I'd like every line in the following listing that holds "归途危机" copied.

+++ SOURCE MATERIAL +++

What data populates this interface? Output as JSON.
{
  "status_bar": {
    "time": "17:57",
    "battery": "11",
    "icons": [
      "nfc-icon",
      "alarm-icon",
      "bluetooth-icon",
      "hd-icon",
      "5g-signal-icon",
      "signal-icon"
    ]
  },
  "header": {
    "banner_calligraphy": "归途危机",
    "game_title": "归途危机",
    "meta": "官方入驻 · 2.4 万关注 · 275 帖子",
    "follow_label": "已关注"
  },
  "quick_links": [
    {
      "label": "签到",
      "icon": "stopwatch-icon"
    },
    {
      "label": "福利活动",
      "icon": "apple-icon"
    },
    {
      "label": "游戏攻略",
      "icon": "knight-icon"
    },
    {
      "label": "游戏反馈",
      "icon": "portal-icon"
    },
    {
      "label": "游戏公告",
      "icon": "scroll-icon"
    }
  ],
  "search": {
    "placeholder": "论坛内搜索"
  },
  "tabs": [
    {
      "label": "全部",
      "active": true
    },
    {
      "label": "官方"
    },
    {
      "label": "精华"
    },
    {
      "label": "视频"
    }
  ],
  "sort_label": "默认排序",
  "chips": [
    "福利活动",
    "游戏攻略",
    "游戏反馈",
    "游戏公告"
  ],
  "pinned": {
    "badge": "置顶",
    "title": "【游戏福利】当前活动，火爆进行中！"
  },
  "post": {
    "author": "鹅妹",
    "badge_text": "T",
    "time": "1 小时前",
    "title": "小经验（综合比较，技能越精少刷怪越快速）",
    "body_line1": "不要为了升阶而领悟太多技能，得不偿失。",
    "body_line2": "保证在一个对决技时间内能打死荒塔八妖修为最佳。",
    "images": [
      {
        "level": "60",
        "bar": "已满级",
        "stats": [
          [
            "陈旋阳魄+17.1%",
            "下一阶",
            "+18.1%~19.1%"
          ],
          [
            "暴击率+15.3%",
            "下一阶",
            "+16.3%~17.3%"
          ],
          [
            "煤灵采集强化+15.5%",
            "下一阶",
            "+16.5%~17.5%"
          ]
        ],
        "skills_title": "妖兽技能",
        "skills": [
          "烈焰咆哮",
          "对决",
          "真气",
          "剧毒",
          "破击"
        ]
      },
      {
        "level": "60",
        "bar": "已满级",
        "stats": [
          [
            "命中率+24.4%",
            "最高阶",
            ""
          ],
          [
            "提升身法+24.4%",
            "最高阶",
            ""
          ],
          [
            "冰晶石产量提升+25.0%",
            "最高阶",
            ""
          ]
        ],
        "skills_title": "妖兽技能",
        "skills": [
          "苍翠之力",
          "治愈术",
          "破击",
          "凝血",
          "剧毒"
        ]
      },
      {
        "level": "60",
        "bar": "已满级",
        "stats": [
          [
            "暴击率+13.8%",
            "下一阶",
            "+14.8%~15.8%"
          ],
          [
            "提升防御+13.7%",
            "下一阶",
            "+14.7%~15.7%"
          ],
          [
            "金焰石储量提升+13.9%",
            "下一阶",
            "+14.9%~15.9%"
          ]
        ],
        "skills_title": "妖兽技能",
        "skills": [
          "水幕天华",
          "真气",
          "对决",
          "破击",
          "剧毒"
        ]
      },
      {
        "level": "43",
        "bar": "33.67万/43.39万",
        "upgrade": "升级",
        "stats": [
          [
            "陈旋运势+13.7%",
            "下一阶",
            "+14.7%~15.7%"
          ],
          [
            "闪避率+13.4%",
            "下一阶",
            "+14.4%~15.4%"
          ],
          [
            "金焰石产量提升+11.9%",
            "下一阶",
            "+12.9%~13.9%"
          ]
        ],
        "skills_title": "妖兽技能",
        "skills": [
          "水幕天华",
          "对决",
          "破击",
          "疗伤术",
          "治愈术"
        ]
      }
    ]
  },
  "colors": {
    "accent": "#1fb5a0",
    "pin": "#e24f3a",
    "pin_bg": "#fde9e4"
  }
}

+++

SOLUTION FOR THIS TASK:
    "banner_calligraphy": "归途危机",
    "game_title": "归途危机",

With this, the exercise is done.